Hillary Fired For “Lying, Unethical Behavior” on Watergate Committee
By Robert Gehl, January 12, 2014. (436 comments)
Hillary Clinton might have a pretty hefty scandal brewing.
It turns when she was an attorney working on the Watergate investigation, she was fired by her supervisor for “lying, unethical behavior.”
Jerry Zeifman, who said he is a lifelong Democrat, was a supervisor for 27-year-old Hillary Rodham on the committee. When the investigation was complete, Zeifman said he fired Hillary and refused to give her a recommendation.
“Because she was a liar,” Zeifman said. “She was an unethical, dishonest lawyer. She conspired to violate the Constitution, the rules of the House, the rules of the committee and the rules of confidentiality.
Dan Calabrese reports:
How could a 27-year-old House staff member do all that? She couldn’t do it by herself, but Zeifman said she was one of several individuals – including Marshall, special counsel John Doar and senior associate special counsel (and future Clinton White House Counsel) Bernard Nussbaum – who engaged in a seemingly implausible scheme to deny Richard Nixon the right to counsel during the investigation.
Why would they want to do that? Because, according to Zeifman, they feared putting Watergate break-in mastermind E. Howard Hunt on the stand to be cross-examined by counsel to the president. Hunt, Zeifman said, had the goods on nefarious activities in the Kennedy Administration that would have made Watergate look like a day at the beach – including Kennedy’s purported complicity in the attempted assassination of Fidel Castro.
The actions of Hillary and her cohorts went directly against the judgment of top Democrats, up to and including then-House Majority Leader Tip O’Neill, that Nixon clearly had the right to counsel. Zeifman says that Hillary, along with Marshall, Nussbaum and Doar, was determined to gain enough votes on the Judiciary Committee to change House rules and deny counsel to Nixon. And in order to pull this off, Zeifman says Hillary wrote a fraudulent legal brief, and confiscated public documents to hide her deception.
The brief involved precedent for representation by counsel during an impeachment proceeding.

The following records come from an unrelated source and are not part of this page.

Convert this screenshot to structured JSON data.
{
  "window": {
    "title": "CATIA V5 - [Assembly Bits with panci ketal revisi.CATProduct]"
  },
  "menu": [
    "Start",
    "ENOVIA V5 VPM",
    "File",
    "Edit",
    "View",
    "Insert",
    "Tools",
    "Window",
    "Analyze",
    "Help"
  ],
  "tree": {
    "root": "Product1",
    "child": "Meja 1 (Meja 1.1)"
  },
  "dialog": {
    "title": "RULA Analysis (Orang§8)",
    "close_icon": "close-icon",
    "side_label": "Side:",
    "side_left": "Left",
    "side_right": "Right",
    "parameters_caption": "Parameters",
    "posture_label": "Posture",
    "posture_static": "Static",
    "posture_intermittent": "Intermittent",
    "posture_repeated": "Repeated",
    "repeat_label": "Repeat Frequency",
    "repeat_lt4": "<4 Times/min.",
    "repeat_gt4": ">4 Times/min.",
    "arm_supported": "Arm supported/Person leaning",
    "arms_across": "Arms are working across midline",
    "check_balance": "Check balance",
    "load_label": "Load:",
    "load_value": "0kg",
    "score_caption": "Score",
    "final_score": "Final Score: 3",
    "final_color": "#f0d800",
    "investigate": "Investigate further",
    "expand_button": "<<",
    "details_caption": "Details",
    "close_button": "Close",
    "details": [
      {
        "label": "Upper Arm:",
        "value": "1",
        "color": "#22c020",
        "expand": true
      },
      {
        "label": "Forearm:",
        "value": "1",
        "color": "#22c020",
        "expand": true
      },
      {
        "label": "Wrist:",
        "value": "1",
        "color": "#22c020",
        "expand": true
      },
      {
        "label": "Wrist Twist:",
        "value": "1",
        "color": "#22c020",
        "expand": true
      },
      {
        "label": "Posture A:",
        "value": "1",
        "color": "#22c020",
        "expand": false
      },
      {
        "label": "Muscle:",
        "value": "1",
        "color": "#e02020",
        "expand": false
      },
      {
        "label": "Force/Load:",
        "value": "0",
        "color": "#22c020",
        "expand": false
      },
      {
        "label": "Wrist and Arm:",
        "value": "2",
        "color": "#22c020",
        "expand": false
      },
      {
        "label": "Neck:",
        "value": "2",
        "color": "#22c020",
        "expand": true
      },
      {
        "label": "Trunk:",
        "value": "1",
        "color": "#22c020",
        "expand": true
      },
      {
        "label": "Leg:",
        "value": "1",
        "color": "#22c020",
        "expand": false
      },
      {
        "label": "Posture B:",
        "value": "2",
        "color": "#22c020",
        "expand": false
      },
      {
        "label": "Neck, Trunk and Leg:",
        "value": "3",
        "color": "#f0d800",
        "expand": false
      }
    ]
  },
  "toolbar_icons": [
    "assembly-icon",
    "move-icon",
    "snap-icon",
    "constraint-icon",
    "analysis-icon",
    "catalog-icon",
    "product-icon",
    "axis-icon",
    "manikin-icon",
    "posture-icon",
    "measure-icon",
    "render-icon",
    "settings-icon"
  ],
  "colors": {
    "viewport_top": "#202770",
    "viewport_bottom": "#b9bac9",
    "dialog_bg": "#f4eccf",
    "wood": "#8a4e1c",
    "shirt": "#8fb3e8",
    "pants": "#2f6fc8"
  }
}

When Hillary endeavored to write a legal brief arguing there is no right to representation by counsel during an impeachment proceeding, Zeifman says, he told Hillary about the case of Supreme Court Justice William O. Douglas, who faced an impeachment attempt in 1970.
“As soon as the impeachment resolutions were introduced by (then-House Minority Leader Gerald) Ford, and they were referred to the House Judiciary Committee, the first thing Douglas did was hire himself a lawyer,” Zeifman said.
The Judiciary Committee allowed Douglas to keep counsel, thus establishing the precedent. Zeifman says he told Hillary that all the documents establishing this fact were in the Judiciary Committee’s public files. So what did Hillary do?
“Hillary then removed all the Douglas files to the offices where she was located, which at that time was secured and inaccessible to the public,” Zeifman said. Hillary then proceeded to write a legal brief arguing there was no precedent for the right to representation by counsel during an impeachment proceeding – as if the Douglas case had never occurred.
The brief was so fraudulent and ridiculous, Zeifman believes Hillary would have been disbarred if she had submitted it to a judge.
Zeifman says that if Hillary, Marshall, Nussbaum and Doar had succeeded, members of the House Judiciary Committee would have also been denied the right to cross-examine witnesses, and denied the opportunity to even participate in the drafting of articles of impeachment against Nixon.
Of course, Nixon’s resignation rendered the entire issue moot, ending Hillary’s career on the Judiciary Committee staff in a most undistinguished manner. Zeifman says he was urged by top committee members to keep a diary of everything that was happening. He did so, and still has the diary if anyone wants to check the veracity of his story. Certainly, he could not have known in 1974 that diary entries about a young lawyer named Hillary Rodham would be of interest to anyone 34 years later.